--- Source information ---

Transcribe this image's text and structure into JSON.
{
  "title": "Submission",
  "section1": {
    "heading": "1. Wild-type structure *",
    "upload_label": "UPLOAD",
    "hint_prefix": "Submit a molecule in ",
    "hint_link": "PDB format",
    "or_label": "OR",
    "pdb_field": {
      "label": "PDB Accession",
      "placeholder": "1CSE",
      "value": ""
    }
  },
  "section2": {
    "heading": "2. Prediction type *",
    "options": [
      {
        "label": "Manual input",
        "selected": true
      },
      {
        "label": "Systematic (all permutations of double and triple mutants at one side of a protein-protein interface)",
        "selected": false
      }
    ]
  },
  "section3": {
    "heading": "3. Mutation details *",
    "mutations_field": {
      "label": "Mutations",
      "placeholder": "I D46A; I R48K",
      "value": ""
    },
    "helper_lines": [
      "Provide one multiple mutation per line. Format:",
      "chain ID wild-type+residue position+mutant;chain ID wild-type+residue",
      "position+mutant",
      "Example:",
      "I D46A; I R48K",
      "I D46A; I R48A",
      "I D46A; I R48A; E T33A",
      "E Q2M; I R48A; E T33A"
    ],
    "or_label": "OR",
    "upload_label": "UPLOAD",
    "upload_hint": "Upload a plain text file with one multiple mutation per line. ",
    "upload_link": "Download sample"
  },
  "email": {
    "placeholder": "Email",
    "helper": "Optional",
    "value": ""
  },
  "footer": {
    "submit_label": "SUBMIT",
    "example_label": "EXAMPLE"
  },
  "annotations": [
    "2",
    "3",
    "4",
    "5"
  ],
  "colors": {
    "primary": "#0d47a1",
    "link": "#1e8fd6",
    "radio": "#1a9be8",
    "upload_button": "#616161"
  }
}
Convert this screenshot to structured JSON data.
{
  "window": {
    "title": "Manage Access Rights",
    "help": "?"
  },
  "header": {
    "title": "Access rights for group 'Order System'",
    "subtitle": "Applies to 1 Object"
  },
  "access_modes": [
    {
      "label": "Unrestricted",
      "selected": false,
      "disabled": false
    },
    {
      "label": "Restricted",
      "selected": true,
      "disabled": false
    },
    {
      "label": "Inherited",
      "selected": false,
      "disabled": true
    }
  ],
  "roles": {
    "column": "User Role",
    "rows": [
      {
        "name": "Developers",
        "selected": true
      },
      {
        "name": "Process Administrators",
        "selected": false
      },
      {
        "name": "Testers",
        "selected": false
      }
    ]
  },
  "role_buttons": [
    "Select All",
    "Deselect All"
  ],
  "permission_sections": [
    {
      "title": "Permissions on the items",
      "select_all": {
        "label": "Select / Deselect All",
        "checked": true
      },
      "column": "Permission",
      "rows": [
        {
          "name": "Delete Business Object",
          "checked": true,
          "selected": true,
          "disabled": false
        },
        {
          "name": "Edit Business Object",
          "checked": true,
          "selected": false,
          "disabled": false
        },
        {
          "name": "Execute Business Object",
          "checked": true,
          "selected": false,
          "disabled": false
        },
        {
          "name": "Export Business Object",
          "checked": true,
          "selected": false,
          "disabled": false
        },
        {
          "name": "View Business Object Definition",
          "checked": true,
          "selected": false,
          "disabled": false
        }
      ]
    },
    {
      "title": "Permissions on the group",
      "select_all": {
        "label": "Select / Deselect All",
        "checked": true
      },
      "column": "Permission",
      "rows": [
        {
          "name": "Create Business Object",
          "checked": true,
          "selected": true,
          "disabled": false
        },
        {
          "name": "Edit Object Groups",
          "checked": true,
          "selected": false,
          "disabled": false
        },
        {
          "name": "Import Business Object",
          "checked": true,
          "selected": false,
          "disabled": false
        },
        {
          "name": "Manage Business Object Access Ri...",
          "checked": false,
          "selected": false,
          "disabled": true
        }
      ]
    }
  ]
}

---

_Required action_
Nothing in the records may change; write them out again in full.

_Response box_
Transcribe this image's text and structure into JSON.
{
  "title": "Submission",
  "section1": {
    "heading": "1. Wild-type structure *",
    "upload_label": "UPLOAD",
    "hint_prefix": "Submit a molecule in ",
    "hint_link": "PDB format",
    "or_label": "OR",
    "pdb_field": {
      "label": "PDB Accession",
      "placeholder": "1CSE",
      "value": ""
    }
  },
  "section2": {
    "heading": "2. Prediction type *",
    "options": [
      {
        "label": "Manual input",
        "selected": true
      },
      {
        "label": "Systematic (all permutations of double and triple mutants at one side of a protein-protein interface)",
        "selected": false
      }
    ]
  },
  "section3": {
    "heading": "3. Mutation details *",
    "mutations_field": {
      "label": "Mutations",
      "placeholder": "I D46A; I R48K",
      "value": ""
    },
    "helper_lines": [
      "Provide one multiple mutation per line. Format:",
      "chain ID wild-type+residue position+mutant;chain ID wild-type+residue",
      "position+mutant",
      "Example:",
      "I D46A; I R48K",
      "I D46A; I R48A",
      "I D46A; I R48A; E T33A",
      "E Q2M; I R48A; E T33A"
    ],
    "or_label": "OR",
    "upload_label": "UPLOAD",
    "upload_hint": "Upload a plain text file with one multiple mutation per line. ",
    "upload_link": "Download sample"
  },
  "email": {
    "placeholder": "Email",
    "helper": "Optional",
    "value": ""
  },
  "footer": {
    "submit_label": "SUBMIT",
    "example_label": "EXAMPLE"
  },
  "annotations": [
    "2",
    "3",
    "4",
    "5"
  ],
  "colors": {
    "primary": "#0d47a1",
    "link": "#1e8fd6",
    "radio": "#1a9be8",
    "upload_button": "#616161"
  }
}
Convert this screenshot to structured JSON data.
{
  "window": {
    "title": "Manage Access Rights",
    "help": "?"
  },
  "header": {
    "title": "Access rights for group 'Order System'",
    "subtitle": "Applies to 1 Object"
  },
  "access_modes": [
    {
      "label": "Unrestricted",
      "selected": false,
      "disabled": false
    },
    {
      "label": "Restricted",
      "selected": true,
      "disabled": false
    },
    {
      "label": "Inherited",
      "selected": false,
      "disabled": true
    }
  ],
  "roles": {
    "column": "User Role",
    "rows": [
      {
        "name": "Developers",
        "selected": true
      },
      {
        "name": "Process Administrators",
        "selected": false
      },
      {
        "name": "Testers",
        "selected": false
      }
    ]
  },
  "role_buttons": [
    "Select All",
    "Deselect All"
  ],
  "permission_sections": [
    {
      "title": "Permissions on the items",
      "select_all": {
        "label": "Select / Deselect All",
        "checked": true
      },
      "column": "Permission",
      "rows": [
        {
          "name": "Delete Business Object",
          "checked": true,
          "selected": true,
          "disabled": false
        },
        {
          "name": "Edit Business Object",
          "checked": true,
          "selected": false,
          "disabled": false
        },
        {
          "name": "Execute Business Object",
          "checked": true,
          "selected": false,
          "disabled": false
        },
        {
          "name": "Export Business Object",
          "checked": true,
          "selected": false,
          "disabled": false
        },
        {
          "name": "View Business Object Definition",
          "checked": true,
          "selected": false,
          "disabled": false
        }
      ]
    },
    {
      "title": "Permissions on the group",
      "select_all": {
        "label": "Select / Deselect All",
        "checked": true
      },
      "column": "Permission",
      "rows": [
        {
          "name": "Create Business Object",
          "checked": true,
          "selected": true,
          "disabled": false
        },
        {
          "name": "Edit Object Groups",
          "checked": true,
          "selected": false,
          "disabled": false
        },
        {
          "name": "Import Business Object",
          "checked": true,
          "selected": false,
          "disabled": false
        },
        {
          "name": "Manage Business Object Access Ri...",
          "checked": false,
          "selected": false,
          "disabled": true
        }
      ]
    }
  ]
}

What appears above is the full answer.